The e-Publishing Diaries
August 2 (P Minus 30). Yesterday I ordered the ISBN for Oscar’s Gift. Somehow that feels official, solid, something to celebrate.
But I’m getting ahead of myself. This post is about the beginning: thinking about why someone would want to e-publish.
“[N]ow that anyone is free to print whatever they wish, they often disregard that which is best and instead write, merely for the sake of entertainment, what would best be forgotten, or, better still be erased from all books. And even when they write something worthwhile they twist it and corrupt it to the point where it would be much better to do without such books, rather than having a thousand copies spreading falsehoods over the whole world.”
The above warning is not about ebooks or indie authors or any kind of modern self-publishing. The source is a 15th century letter, quoted in William Powers’ Hamlet’s Blackberry, and the target is the printed book, made possible by Johann Gutenberg.
Just as in Gutenberg’s time, no one today really knows what the future of publishing will look like, as much as we might enjoy speculating. Best-selling author Dean Wesley Smith recently put it this way:
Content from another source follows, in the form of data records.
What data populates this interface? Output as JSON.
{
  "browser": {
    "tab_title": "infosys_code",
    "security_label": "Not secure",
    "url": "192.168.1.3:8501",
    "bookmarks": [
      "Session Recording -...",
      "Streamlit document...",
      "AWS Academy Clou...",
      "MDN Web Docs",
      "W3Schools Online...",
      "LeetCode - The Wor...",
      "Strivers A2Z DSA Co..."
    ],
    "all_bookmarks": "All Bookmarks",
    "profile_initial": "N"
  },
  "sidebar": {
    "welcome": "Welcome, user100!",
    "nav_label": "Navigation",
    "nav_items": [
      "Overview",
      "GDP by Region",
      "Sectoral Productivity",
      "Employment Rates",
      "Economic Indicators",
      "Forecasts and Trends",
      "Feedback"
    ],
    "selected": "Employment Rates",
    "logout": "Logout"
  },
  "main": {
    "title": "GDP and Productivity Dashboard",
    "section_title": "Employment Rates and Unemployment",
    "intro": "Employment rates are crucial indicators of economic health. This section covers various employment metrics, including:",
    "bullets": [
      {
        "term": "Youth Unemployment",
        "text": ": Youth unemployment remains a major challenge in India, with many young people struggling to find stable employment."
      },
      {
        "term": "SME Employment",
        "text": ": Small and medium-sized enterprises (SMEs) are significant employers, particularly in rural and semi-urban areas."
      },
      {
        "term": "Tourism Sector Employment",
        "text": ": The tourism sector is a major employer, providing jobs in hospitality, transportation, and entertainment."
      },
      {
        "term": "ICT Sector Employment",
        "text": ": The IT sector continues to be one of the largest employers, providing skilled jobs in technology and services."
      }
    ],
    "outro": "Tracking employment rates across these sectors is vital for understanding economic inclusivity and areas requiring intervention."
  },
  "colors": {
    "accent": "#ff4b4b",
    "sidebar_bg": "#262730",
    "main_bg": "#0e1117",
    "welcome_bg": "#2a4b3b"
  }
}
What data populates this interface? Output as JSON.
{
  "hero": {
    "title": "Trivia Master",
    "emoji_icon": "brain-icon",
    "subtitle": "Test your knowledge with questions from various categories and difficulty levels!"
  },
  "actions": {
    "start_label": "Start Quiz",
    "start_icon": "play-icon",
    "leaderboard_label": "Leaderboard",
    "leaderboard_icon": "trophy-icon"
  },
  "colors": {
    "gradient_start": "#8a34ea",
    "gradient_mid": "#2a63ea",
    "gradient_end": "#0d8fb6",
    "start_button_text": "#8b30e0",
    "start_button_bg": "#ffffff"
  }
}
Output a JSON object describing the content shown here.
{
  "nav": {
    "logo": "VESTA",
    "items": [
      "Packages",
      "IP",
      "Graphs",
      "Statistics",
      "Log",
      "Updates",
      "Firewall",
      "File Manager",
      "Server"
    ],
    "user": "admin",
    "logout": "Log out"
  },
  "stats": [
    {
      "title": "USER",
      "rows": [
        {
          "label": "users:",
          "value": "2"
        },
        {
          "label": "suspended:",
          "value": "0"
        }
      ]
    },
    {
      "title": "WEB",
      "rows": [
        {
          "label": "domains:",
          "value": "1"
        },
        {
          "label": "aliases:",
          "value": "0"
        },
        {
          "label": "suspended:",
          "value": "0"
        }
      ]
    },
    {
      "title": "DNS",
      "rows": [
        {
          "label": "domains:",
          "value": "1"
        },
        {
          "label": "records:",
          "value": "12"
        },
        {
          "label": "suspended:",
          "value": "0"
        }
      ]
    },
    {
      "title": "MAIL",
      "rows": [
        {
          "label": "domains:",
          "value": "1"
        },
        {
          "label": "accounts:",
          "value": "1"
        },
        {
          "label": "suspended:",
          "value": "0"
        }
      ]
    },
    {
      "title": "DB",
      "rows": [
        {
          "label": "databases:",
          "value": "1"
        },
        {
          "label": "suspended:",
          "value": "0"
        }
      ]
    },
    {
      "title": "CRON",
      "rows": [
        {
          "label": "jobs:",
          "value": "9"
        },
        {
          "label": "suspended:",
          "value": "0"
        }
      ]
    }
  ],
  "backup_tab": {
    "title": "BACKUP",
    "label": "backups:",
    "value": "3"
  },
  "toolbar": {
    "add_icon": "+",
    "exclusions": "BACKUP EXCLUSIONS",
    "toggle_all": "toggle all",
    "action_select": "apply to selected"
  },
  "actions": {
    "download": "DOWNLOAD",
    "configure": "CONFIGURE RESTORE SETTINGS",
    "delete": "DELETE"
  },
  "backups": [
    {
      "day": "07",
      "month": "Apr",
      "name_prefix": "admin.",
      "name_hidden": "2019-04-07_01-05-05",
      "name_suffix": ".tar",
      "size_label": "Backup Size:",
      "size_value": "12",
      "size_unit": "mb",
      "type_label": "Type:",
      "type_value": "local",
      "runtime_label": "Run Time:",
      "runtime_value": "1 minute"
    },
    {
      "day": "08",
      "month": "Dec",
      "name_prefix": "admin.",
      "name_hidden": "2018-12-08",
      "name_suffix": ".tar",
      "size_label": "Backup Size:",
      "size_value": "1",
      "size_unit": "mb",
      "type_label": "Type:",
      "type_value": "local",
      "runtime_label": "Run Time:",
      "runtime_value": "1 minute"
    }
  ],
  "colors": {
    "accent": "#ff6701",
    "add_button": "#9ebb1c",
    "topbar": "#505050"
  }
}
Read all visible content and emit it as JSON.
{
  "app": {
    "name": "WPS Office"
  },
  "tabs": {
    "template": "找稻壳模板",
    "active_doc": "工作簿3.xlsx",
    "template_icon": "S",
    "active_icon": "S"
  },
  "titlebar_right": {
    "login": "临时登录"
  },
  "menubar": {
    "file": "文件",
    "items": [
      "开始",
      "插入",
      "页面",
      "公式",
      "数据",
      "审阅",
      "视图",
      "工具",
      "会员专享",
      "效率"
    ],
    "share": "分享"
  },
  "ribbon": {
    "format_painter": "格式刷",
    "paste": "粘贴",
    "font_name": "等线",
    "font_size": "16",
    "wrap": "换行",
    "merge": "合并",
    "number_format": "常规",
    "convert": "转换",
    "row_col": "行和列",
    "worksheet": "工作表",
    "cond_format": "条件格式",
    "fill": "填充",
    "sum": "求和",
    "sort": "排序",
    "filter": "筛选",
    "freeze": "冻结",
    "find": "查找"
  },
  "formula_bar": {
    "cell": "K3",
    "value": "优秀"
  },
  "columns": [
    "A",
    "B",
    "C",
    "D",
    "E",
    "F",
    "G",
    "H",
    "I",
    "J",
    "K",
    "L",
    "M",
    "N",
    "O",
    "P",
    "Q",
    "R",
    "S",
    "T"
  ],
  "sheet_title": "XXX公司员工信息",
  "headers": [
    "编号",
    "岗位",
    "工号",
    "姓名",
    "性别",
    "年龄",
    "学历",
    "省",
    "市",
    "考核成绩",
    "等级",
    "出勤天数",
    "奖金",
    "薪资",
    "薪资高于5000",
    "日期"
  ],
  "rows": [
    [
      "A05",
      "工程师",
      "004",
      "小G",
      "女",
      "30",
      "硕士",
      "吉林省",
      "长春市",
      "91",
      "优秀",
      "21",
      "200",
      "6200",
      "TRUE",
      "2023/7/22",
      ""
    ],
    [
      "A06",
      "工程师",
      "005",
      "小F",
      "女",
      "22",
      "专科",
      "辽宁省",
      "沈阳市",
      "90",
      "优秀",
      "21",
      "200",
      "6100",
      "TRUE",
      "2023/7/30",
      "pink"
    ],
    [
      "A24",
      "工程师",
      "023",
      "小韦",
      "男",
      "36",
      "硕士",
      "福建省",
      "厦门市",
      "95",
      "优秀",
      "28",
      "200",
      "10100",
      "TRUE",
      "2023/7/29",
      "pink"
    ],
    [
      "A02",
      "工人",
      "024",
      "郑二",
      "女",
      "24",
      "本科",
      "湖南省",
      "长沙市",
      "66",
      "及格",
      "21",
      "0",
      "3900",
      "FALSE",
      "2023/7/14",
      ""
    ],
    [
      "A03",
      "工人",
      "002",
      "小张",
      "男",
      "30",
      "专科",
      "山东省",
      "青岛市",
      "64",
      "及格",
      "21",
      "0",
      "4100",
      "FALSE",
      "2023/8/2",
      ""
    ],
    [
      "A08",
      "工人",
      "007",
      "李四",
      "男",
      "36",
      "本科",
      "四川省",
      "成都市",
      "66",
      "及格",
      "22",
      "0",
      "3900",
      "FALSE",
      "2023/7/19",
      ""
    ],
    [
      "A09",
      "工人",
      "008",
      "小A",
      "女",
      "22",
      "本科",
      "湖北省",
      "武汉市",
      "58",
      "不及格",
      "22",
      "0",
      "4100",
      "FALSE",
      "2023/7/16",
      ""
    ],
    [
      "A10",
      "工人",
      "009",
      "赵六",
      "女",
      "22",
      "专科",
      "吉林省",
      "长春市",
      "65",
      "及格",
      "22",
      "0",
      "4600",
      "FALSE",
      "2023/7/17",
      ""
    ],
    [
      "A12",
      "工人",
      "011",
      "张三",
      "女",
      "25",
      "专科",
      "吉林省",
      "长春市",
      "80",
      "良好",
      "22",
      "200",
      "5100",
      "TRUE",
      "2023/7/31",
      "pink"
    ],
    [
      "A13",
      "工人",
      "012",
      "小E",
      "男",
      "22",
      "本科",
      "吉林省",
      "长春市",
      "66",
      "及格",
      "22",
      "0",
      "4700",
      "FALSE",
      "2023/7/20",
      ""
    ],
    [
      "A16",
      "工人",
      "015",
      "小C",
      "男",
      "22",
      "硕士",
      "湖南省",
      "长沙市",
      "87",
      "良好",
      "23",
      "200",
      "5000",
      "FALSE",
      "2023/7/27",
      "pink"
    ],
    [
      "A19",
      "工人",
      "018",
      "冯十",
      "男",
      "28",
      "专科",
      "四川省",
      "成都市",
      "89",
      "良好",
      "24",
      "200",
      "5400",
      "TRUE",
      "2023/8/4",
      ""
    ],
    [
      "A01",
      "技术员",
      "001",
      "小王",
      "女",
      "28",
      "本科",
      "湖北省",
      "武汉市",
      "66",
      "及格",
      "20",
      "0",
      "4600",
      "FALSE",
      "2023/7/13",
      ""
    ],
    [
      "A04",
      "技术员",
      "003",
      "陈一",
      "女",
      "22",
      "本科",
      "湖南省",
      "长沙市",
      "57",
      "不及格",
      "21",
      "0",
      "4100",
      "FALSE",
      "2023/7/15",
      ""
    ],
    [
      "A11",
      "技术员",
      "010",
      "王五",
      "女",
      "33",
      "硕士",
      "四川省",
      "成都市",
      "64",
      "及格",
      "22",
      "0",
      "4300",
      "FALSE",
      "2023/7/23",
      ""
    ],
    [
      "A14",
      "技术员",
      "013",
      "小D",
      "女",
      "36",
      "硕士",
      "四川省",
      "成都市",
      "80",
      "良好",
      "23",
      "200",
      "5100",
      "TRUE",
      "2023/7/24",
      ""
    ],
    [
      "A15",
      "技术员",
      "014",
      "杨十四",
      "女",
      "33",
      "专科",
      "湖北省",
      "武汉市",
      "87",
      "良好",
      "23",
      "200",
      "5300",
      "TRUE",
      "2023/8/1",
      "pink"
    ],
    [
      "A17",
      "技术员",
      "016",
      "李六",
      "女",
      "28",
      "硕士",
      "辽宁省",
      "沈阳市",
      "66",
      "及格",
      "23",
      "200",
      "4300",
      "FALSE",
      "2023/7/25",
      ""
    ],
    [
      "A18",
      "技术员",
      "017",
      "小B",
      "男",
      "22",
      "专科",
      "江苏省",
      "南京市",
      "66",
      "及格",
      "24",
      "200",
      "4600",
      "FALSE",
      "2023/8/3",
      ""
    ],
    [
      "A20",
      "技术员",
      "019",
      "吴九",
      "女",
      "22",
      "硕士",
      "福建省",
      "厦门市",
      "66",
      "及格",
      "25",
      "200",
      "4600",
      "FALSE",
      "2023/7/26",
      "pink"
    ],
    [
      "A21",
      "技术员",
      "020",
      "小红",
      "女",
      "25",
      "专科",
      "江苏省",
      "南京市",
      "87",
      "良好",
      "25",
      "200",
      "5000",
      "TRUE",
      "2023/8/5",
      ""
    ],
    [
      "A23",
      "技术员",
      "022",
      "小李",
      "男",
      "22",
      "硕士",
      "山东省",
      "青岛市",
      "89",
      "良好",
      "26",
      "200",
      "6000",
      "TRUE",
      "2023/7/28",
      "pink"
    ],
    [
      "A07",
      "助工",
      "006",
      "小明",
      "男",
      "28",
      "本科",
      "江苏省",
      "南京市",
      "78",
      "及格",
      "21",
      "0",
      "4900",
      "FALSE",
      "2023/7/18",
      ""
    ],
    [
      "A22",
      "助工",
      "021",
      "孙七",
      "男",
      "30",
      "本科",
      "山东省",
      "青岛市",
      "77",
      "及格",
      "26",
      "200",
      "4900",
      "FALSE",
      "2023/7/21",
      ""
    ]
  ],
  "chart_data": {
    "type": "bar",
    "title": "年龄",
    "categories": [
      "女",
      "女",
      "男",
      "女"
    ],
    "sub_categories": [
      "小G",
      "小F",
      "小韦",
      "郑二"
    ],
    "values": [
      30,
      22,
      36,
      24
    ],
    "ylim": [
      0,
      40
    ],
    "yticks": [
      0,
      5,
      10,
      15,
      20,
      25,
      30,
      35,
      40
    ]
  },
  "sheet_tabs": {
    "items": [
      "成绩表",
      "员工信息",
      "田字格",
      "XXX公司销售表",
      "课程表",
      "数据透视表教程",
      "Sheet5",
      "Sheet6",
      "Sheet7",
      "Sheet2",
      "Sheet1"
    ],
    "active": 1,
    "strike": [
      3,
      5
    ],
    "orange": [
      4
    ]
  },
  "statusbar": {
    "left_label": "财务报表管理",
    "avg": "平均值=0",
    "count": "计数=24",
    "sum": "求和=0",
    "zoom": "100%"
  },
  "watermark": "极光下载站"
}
—No one knows which publishers, which imprints will still be around, and which new imprints and publishers will grow into the challenges.
— No one knows what the agent aspect of this business will look like in three or four years. Or if agents will even be a part of publishing.
— No one knows which writers will make it through. (I actually think the bestsellers are in the worst danger.)
It is that crazy.
His advice for writers?
Write like crazy.
Then with what you have finished, spend the next two years indie publishing your own stuff, learning all the tricks of being an indie publisher, and getting your own trade paper books into bookstores.
Then when things settle down in traditional publishing, you will be ready and practiced and have some work to present to traditional publishers. Read More
On the other hand, a New York Times article the very next day, “Options for Self-Publishing Proliferate, Easing the Bar to Entry,” cautioned that “industry experts say the average self-published book sells fewer — often far fewer — than 150 copies” and offered examples of authors paying as much as $15,000 to for “content editing and copy editing, indexing, citations and footnoting, and promotions like book trailers, placement in Google searches and other goodies” and “150 paperback and 50 hardback copies of your book.”
The thought of paying $15,000 to find a few dozen readers is not what most hopeful indie authors have in mind.
As with so much in life, giving careful thought to why we want to e-publish (or not), or to use Stephen Covey’s phrase, to “begin with the end in mind,” can save a lot of frustration and disappointment later. Here are what seem to me a few not-so-good reasons:
- To prove you are a real writer. You prove you are a real writer by writing. Period.Yes, publication is important, but we have to be careful not to spend more time thinking about, reading about, dreaming about, or even planning for publication than putting words on paper or screen.
- Desperation. That’s not to say that e-publishing isn’t a good option after pursuing other avenues, but seeing it as a last-ditch effort seems a sure road to writer’s remorse.
- Impatience. Let’s face it: those 10,000 hours of practice do take a long time. There are no short cuts. The problem is that somewhere at about 1,000 hours we suddenly feel we should be published, forgetting that writing is a vocation without prodigies and that rewards longevity.
- Big, bigger, and biggest bucks. E-publishing success stories may put millionaire dreams in our heads, but even Amanda Hocking admits that “Nobody knows what makes one book a bestseller. Publishers and agents like to pretend they do, but if they did, they would only publish best sellers, and they don’t.”
Tomorrow we’ll look at some better reasons to consider e-publishing. What are yours?
Thank you to everyone who has left comments or used the form in yesterday’s post to indicate what you hope to get from this series. Your ideas and questions are very helpful. Keep them coming!